◆ ACTION ITEM
Every entry gets copied exactly. No images go into the copy.

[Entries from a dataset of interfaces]
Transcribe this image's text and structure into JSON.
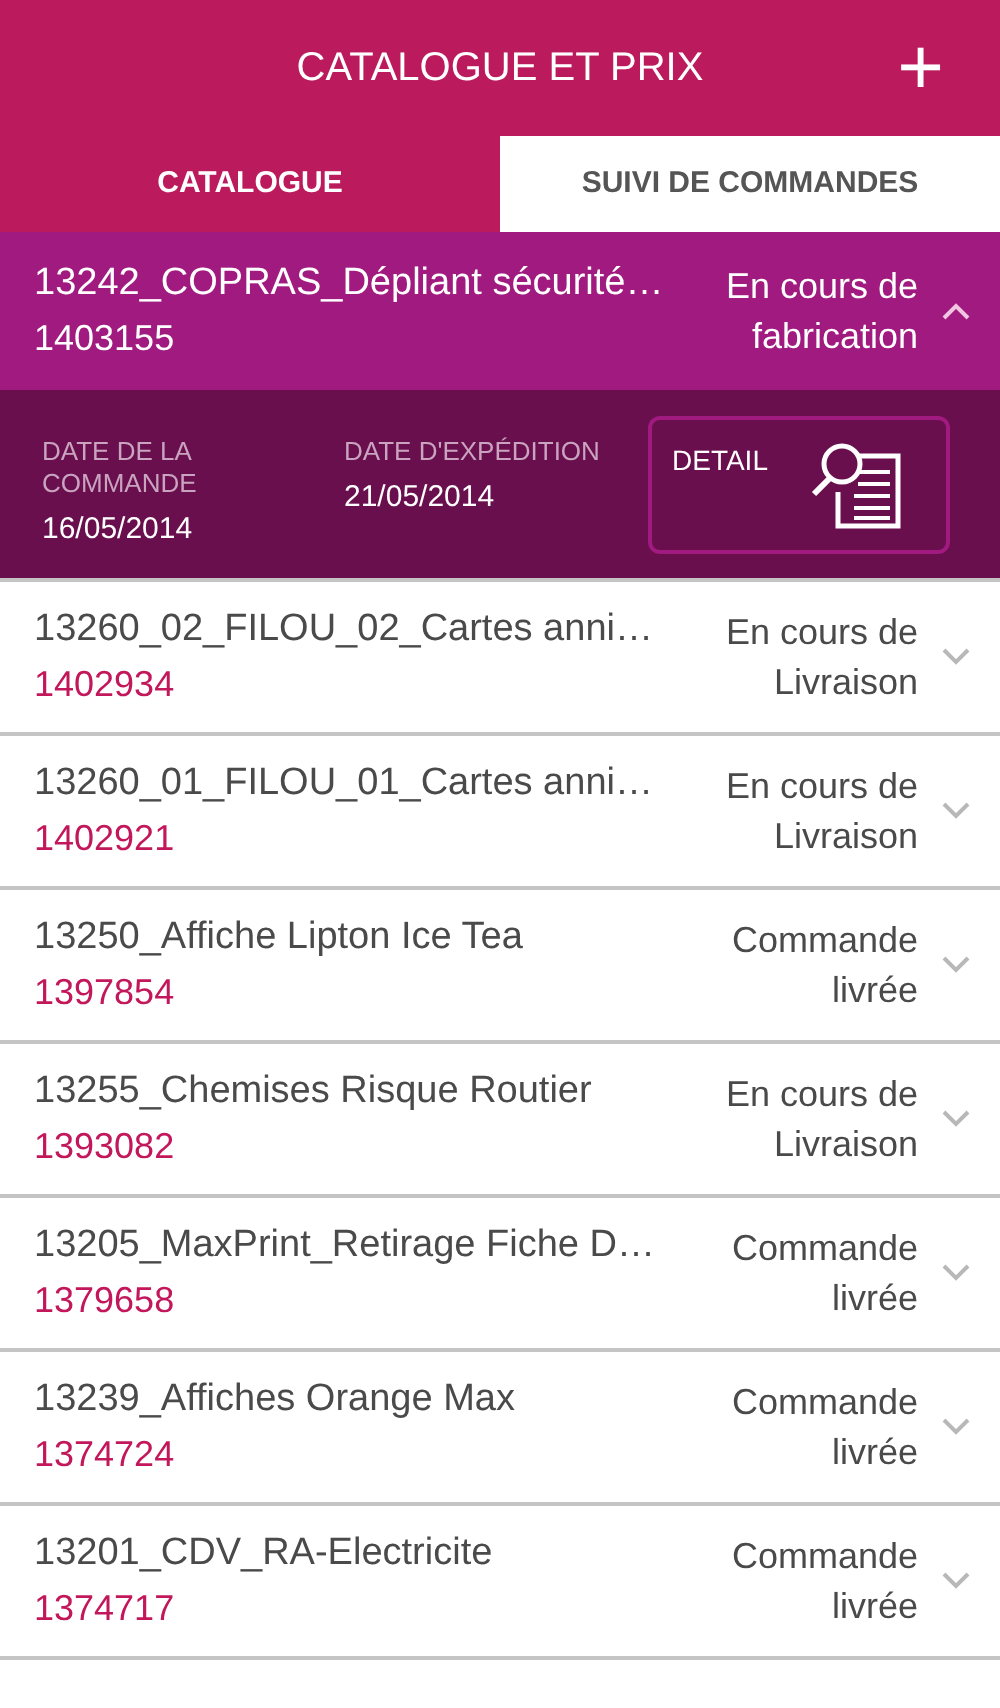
{
  "header": {
    "title": "CATALOGUE ET PRIX",
    "add_icon_label": "+"
  },
  "tabs": [
    {
      "label": "CATALOGUE",
      "selected": false
    },
    {
      "label": "SUIVI DE COMMANDES",
      "selected": true
    }
  ],
  "orders": [
    {
      "name": "13242_COPRAS_Dépliant sécurité…",
      "number": "1403155",
      "status": "En cours de fabrication",
      "expanded": true,
      "detail": {
        "order_date_label": "DATE DE LA COMMANDE",
        "order_date": "16/05/2014",
        "ship_date_label": "DATE D'EXPÉDITION",
        "ship_date": "21/05/2014",
        "button": "DETAIL"
      }
    },
    {
      "name": "13260_02_FILOU_02_Cartes anni…",
      "number": "1402934",
      "status": "En cours de Livraison",
      "expanded": false
    },
    {
      "name": "13260_01_FILOU_01_Cartes anni…",
      "number": "1402921",
      "status": "En cours de Livraison",
      "expanded": false
    },
    {
      "name": "13250_Affiche Lipton Ice Tea",
      "number": "1397854",
      "status": "Commande livrée",
      "expanded": false
    },
    {
      "name": "13255_Chemises Risque Routier",
      "number": "1393082",
      "status": "En cours de Livraison",
      "expanded": false
    },
    {
      "name": "13205_MaxPrint_Retirage Fiche D…",
      "number": "1379658",
      "status": "Commande livrée",
      "expanded": false
    },
    {
      "name": "13239_Affiches Orange Max",
      "number": "1374724",
      "status": "Commande livrée",
      "expanded": false
    },
    {
      "name": "13201_CDV_RA-Electricite",
      "number": "1374717",
      "status": "Commande livrée",
      "expanded": false
    }
  ]
}
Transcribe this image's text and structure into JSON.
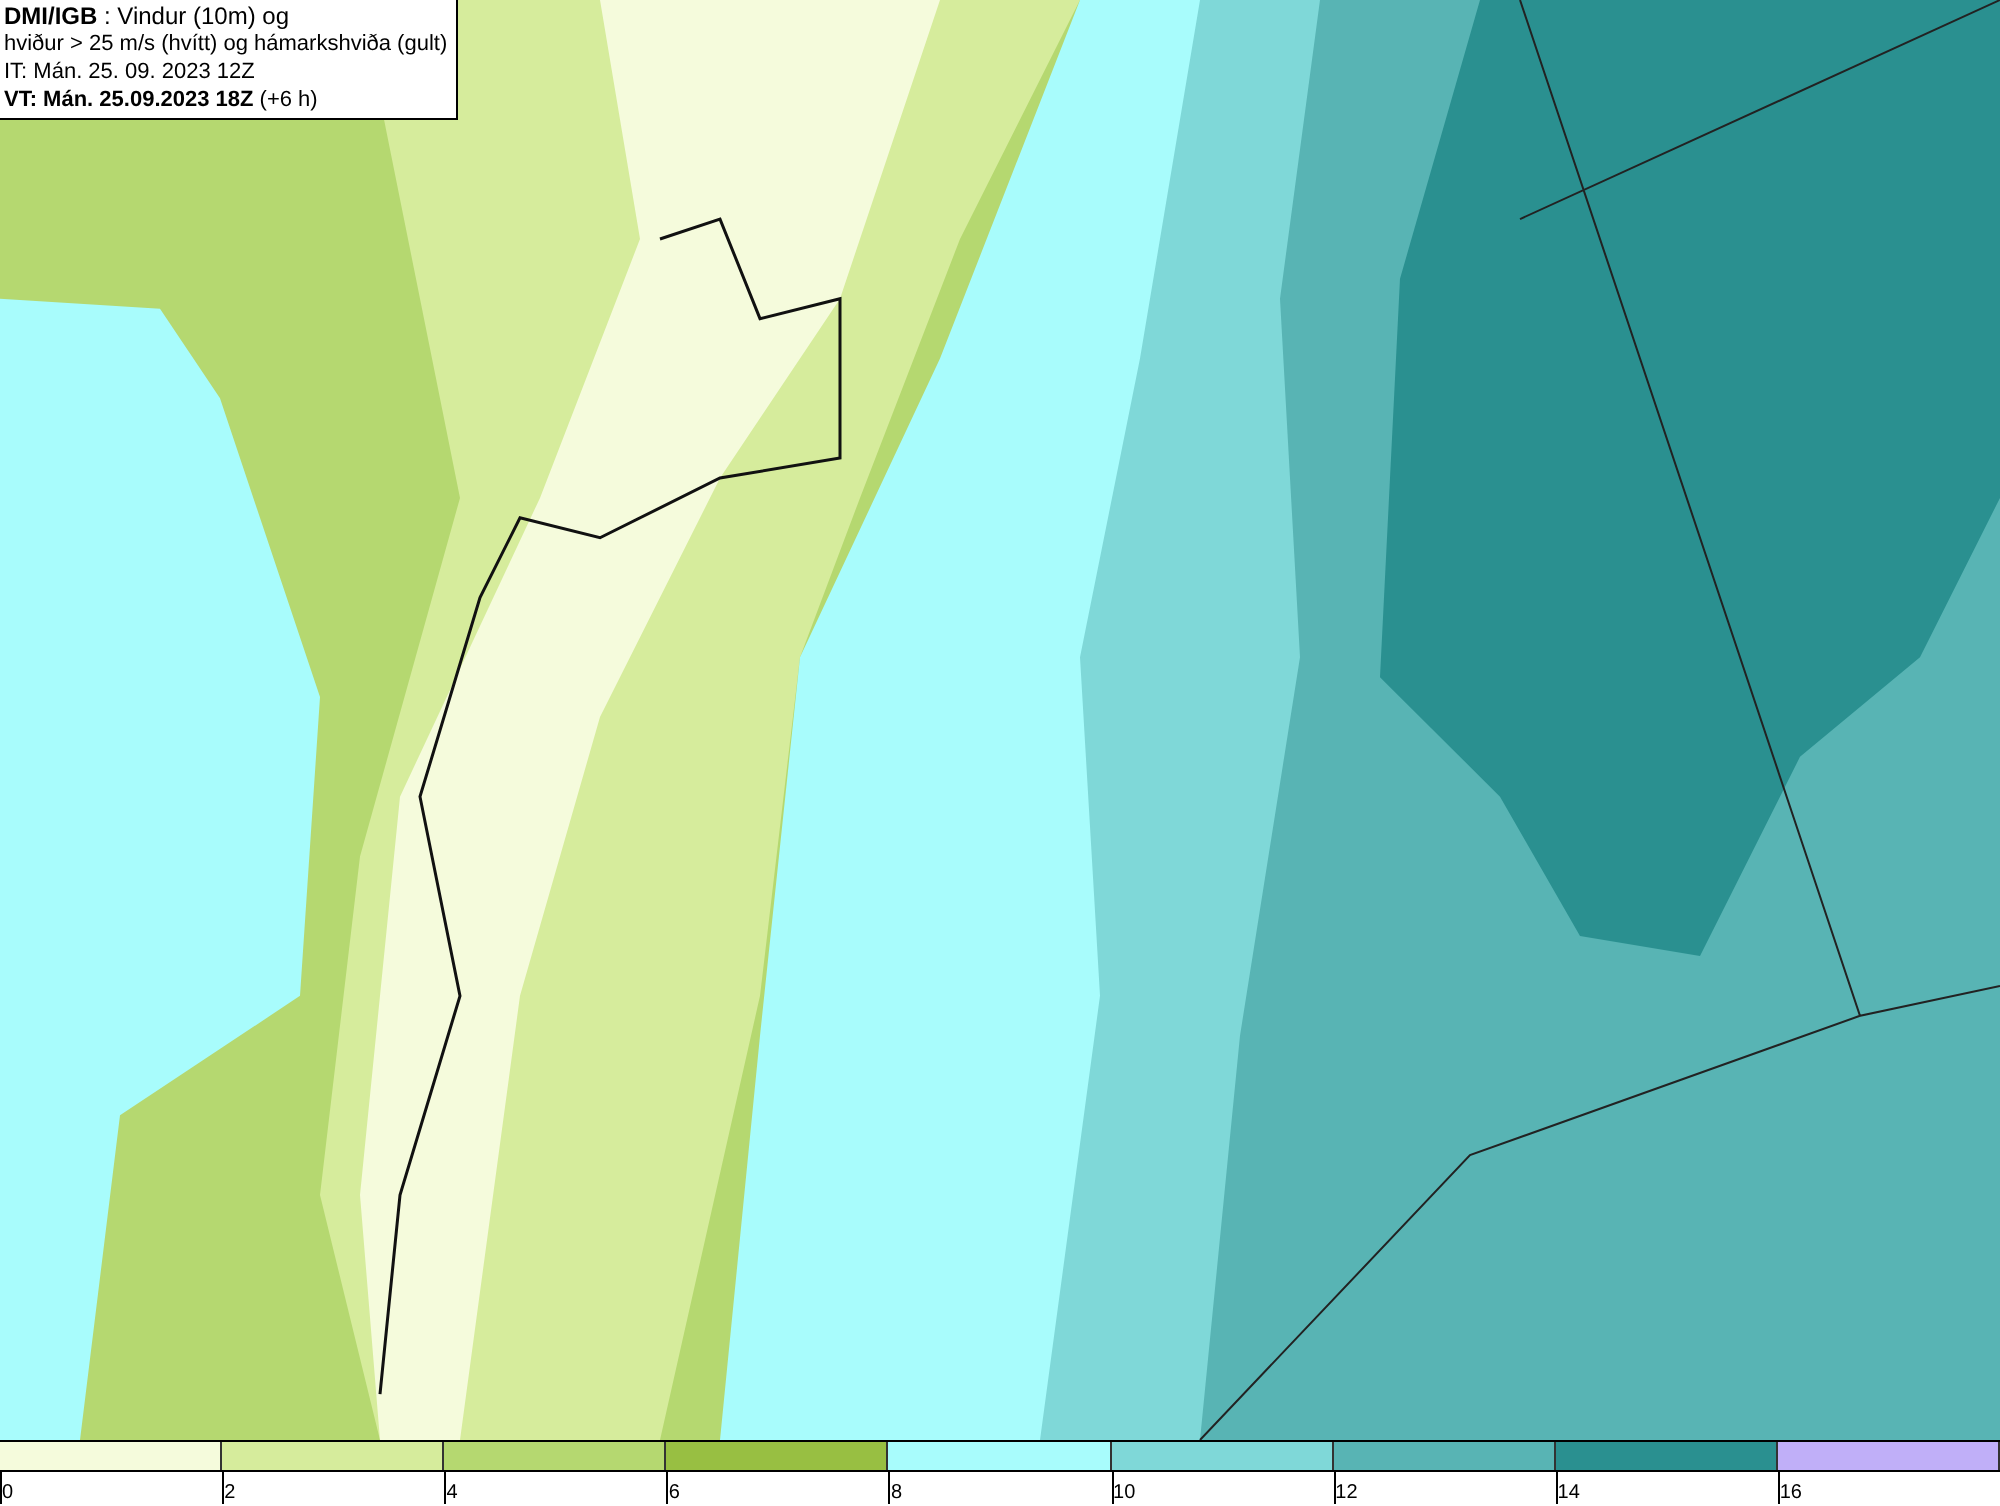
{
  "title_box": {
    "lines": [
      "**DMI/IGB** : Vindur (10m) og",
      "hviður > 25 m/s (hvítt) og hámarkshviða (gult)",
      "IT: Mán. 25. 09. 2023 12Z",
      "**VT: Mán. 25.09.2023 18Z** (+6 h)"
    ]
  },
  "legend": {
    "bins": [
      {
        "color": "#f5fbdc"
      },
      {
        "color": "#d6ec9c"
      },
      {
        "color": "#b5d870"
      },
      {
        "color": "#98bf42"
      },
      {
        "color": "#a8fcfc"
      },
      {
        "color": "#7fd8d8"
      },
      {
        "color": "#58b4b4"
      },
      {
        "color": "#2a9090"
      },
      {
        "color": "#c0aff8"
      }
    ],
    "ticks": [
      "0",
      "2",
      "4",
      "6",
      "8",
      "10",
      "12",
      "14",
      "16"
    ]
  }
}
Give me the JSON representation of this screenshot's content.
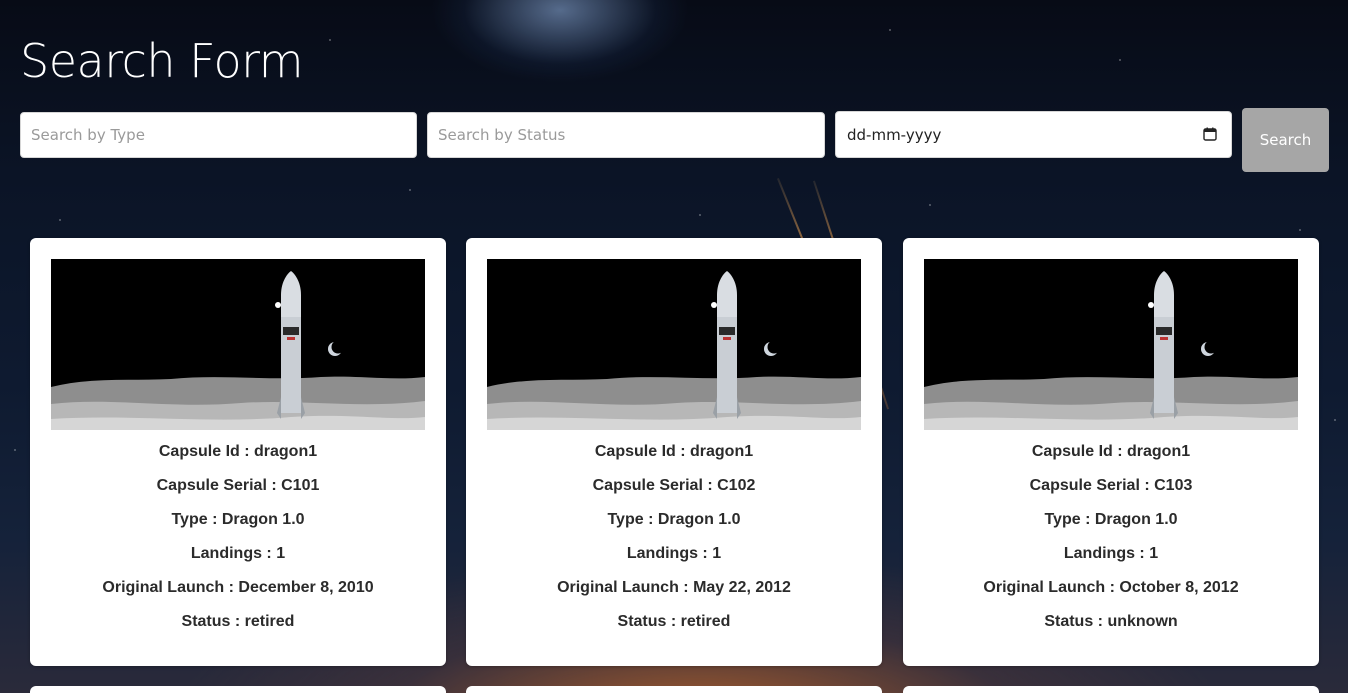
{
  "page": {
    "title": "Search Form"
  },
  "search": {
    "type_placeholder": "Search by Type",
    "status_placeholder": "Search by Status",
    "date_placeholder": "dd-mm-yyyy",
    "button_label": "Search"
  },
  "labels": {
    "capsule_id": "Capsule Id",
    "capsule_serial": "Capsule Serial",
    "type": "Type",
    "landings": "Landings",
    "original_launch": "Original Launch",
    "status": "Status"
  },
  "capsules": [
    {
      "capsule_id": "dragon1",
      "capsule_serial": "C101",
      "type": "Dragon 1.0",
      "landings": "1",
      "original_launch": "December 8, 2010",
      "status": "retired"
    },
    {
      "capsule_id": "dragon1",
      "capsule_serial": "C102",
      "type": "Dragon 1.0",
      "landings": "1",
      "original_launch": "May 22, 2012",
      "status": "retired"
    },
    {
      "capsule_id": "dragon1",
      "capsule_serial": "C103",
      "type": "Dragon 1.0",
      "landings": "1",
      "original_launch": "October 8, 2012",
      "status": "unknown"
    }
  ],
  "colors": {
    "card_bg": "#ffffff",
    "button_bg": "#a6a6a6",
    "text_dark": "#2b2b2b"
  }
}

◆ FINISHED EXERCISE
Transcribe this image's text and structure into JSON.
{
  "header": {
    "title": "CATALOGUE ET PRIX",
    "add_icon_label": "+"
  },
  "tabs": [
    {
      "label": "CATALOGUE",
      "selected": false
    },
    {
      "label": "SUIVI DE COMMANDES",
      "selected": true
    }
  ],
  "orders": [
    {
      "name": "13242_COPRAS_Dépliant sécurité…",
      "number": "1403155",
      "status": "En cours de fabrication",
      "expanded": true,
      "detail": {
        "order_date_label": "DATE DE LA COMMANDE",
        "order_date": "16/05/2014",
        "ship_date_label": "DATE D'EXPÉDITION",
        "ship_date": "21/05/2014",
        "button": "DETAIL"
      }
    },
    {
      "name": "13260_02_FILOU_02_Cartes anni…",
      "number": "1402934",
      "status": "En cours de Livraison",
      "expanded": false
    },
    {
      "name": "13260_01_FILOU_01_Cartes anni…",
      "number": "1402921",
      "status": "En cours de Livraison",
      "expanded": false
    },
    {
      "name": "13250_Affiche Lipton Ice Tea",
      "number": "1397854",
      "status": "Commande livrée",
      "expanded": false
    },
    {
      "name": "13255_Chemises Risque Routier",
      "number": "1393082",
      "status": "En cours de Livraison",
      "expanded": false
    },
    {
      "name": "13205_MaxPrint_Retirage Fiche D…",
      "number": "1379658",
      "status": "Commande livrée",
      "expanded": false
    },
    {
      "name": "13239_Affiches Orange Max",
      "number": "1374724",
      "status": "Commande livrée",
      "expanded": false
    },
    {
      "name": "13201_CDV_RA-Electricite",
      "number": "1374717",
      "status": "Commande livrée",
      "expanded": false
    }
  ]
}
Transcribe this image's text and structure into JSON.
{
  "title_box": {
    "lines": [
      "**DMI/IGB** : Vindur (10m) og",
      "hviður > 25 m/s (hvítt) og hámarkshviða (gult)",
      "IT: Mán. 25. 09. 2023 12Z",
      "**VT: Mán. 25.09.2023 18Z** (+6 h)"
    ]
  },
  "legend": {
    "bins": [
      {
        "color": "#f5fbdc"
      },
      {
        "color": "#d6ec9c"
      },
      {
        "color": "#b5d870"
      },
      {
        "color": "#98bf42"
      },
      {
        "color": "#a8fcfc"
      },
      {
        "color": "#7fd8d8"
      },
      {
        "color": "#58b4b4"
      },
      {
        "color": "#2a9090"
      },
      {
        "color": "#c0aff8"
      }
    ],
    "ticks": [
      "0",
      "2",
      "4",
      "6",
      "8",
      "10",
      "12",
      "14",
      "16"
    ]
  }
}
Give me the JSON representation of this screenshot's content.
{
  "page": {
    "title": "Search Form"
  },
  "search": {
    "type_placeholder": "Search by Type",
    "status_placeholder": "Search by Status",
    "date_placeholder": "dd-mm-yyyy",
    "button_label": "Search"
  },
  "labels": {
    "capsule_id": "Capsule Id",
    "capsule_serial": "Capsule Serial",
    "type": "Type",
    "landings": "Landings",
    "original_launch": "Original Launch",
    "status": "Status"
  },
  "capsules": [
    {
      "capsule_id": "dragon1",
      "capsule_serial": "C101",
      "type": "Dragon 1.0",
      "landings": "1",
      "original_launch": "December 8, 2010",
      "status": "retired"
    },
    {
      "capsule_id": "dragon1",
      "capsule_serial": "C102",
      "type": "Dragon 1.0",
      "landings": "1",
      "original_launch": "May 22, 2012",
      "status": "retired"
    },
    {
      "capsule_id": "dragon1",
      "capsule_serial": "C103",
      "type": "Dragon 1.0",
      "landings": "1",
      "original_launch": "October 8, 2012",
      "status": "unknown"
    }
  ],
  "colors": {
    "card_bg": "#ffffff",
    "button_bg": "#a6a6a6",
    "text_dark": "#2b2b2b"
  }
}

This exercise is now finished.